» Supplied material
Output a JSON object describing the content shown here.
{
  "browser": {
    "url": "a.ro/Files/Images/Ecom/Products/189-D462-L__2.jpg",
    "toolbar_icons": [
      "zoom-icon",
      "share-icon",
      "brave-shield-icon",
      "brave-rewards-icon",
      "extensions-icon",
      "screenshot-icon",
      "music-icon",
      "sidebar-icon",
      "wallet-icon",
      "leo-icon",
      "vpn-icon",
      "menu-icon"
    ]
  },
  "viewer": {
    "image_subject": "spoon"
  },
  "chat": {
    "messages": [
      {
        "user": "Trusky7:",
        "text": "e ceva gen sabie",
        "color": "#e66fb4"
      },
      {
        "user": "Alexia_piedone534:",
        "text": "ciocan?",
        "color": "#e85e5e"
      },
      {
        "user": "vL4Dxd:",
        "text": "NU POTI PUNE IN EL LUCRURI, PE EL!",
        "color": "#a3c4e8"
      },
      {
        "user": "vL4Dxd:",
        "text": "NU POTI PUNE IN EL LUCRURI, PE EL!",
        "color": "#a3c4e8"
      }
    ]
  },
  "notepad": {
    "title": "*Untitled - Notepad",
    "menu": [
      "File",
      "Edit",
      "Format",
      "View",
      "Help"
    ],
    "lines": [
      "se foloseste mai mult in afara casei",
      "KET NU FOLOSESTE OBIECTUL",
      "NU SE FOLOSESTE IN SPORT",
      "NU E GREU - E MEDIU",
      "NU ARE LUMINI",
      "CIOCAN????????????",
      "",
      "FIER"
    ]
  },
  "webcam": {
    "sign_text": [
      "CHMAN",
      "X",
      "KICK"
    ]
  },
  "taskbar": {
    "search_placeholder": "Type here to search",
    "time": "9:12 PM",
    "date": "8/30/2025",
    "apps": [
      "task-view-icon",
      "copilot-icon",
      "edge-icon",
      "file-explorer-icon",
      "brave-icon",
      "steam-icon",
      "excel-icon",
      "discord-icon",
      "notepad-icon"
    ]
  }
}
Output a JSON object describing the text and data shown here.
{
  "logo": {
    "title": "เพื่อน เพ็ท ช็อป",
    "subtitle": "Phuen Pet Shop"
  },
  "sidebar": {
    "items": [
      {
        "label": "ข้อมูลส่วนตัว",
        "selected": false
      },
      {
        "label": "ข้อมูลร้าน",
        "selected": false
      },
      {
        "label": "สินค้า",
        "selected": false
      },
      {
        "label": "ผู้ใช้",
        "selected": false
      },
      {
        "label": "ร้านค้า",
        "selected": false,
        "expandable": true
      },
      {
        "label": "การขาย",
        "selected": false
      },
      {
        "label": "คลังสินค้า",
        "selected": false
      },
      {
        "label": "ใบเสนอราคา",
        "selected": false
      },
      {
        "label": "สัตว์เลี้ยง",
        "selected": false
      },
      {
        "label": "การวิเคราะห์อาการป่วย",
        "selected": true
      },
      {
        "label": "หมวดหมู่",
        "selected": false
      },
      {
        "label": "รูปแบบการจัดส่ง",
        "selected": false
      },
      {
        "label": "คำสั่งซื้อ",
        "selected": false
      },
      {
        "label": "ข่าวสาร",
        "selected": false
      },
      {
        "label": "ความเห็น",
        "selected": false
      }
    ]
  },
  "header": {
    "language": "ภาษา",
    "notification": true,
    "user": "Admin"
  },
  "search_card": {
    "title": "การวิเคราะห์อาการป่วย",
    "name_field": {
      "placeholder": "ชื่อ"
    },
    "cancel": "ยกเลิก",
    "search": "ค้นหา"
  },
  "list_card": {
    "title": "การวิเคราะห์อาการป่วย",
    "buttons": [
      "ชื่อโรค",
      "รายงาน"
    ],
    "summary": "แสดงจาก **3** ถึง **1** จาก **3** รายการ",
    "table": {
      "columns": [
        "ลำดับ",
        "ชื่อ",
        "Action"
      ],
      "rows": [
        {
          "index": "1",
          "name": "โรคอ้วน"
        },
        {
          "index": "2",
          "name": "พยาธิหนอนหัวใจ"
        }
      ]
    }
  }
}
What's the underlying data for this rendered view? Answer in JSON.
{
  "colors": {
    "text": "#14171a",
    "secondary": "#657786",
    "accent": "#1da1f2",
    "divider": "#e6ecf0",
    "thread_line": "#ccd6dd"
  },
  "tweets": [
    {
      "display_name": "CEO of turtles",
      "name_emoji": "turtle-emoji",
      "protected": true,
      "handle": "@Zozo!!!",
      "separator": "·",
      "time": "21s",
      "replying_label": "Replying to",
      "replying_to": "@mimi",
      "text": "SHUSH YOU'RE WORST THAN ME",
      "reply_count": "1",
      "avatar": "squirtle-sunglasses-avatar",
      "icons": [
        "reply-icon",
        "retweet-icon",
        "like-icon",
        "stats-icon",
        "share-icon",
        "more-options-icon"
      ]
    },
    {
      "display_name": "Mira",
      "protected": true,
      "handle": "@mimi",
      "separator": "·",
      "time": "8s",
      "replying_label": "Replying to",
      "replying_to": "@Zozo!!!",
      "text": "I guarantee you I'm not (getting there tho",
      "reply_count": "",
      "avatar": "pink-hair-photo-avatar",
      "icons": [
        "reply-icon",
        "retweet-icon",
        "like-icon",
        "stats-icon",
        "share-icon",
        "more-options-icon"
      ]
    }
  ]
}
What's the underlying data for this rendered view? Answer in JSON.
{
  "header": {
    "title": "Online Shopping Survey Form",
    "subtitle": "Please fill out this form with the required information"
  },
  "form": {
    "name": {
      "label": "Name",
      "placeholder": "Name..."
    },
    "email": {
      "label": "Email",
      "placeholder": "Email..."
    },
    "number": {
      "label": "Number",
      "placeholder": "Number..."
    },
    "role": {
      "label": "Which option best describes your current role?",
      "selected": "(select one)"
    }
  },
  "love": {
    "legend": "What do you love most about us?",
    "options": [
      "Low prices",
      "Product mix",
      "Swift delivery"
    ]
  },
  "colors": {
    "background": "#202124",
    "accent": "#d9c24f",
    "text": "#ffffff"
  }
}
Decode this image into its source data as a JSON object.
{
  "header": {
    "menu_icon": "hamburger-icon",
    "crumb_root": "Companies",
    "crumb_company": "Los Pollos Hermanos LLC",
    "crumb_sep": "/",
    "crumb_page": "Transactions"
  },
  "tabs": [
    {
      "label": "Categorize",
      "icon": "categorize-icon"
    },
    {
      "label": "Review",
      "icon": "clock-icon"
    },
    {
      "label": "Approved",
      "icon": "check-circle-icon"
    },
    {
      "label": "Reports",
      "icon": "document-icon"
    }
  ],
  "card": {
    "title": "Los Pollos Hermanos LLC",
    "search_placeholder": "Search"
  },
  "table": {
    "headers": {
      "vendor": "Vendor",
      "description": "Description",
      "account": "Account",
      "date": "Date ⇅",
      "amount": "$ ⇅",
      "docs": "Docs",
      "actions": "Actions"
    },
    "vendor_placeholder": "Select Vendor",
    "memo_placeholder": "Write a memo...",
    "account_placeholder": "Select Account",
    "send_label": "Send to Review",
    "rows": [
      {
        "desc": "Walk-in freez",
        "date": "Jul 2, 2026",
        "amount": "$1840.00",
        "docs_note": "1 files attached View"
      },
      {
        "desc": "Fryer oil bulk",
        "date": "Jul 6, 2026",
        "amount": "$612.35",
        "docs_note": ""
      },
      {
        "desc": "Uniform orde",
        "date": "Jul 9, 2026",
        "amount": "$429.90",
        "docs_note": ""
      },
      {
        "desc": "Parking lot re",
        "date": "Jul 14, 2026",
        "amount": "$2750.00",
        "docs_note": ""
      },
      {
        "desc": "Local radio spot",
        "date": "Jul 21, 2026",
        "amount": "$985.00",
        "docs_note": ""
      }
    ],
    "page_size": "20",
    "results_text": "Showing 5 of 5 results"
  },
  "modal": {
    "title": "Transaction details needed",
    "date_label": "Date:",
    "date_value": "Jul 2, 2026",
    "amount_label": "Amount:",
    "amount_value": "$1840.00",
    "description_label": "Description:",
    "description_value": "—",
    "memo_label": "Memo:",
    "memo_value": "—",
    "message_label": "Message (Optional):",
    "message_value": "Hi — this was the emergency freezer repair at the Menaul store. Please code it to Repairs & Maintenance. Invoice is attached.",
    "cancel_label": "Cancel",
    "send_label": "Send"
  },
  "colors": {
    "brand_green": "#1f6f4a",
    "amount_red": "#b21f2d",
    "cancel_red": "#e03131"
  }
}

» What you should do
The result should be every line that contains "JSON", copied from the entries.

» Answer box
Output a JSON object describing the content shown here.
Output a JSON object describing the text and data shown here.
What's the underlying data for this rendered view? Answer in JSON.
What's the underlying data for this rendered view? Answer in JSON.
Decode this image into its source data as a JSON object.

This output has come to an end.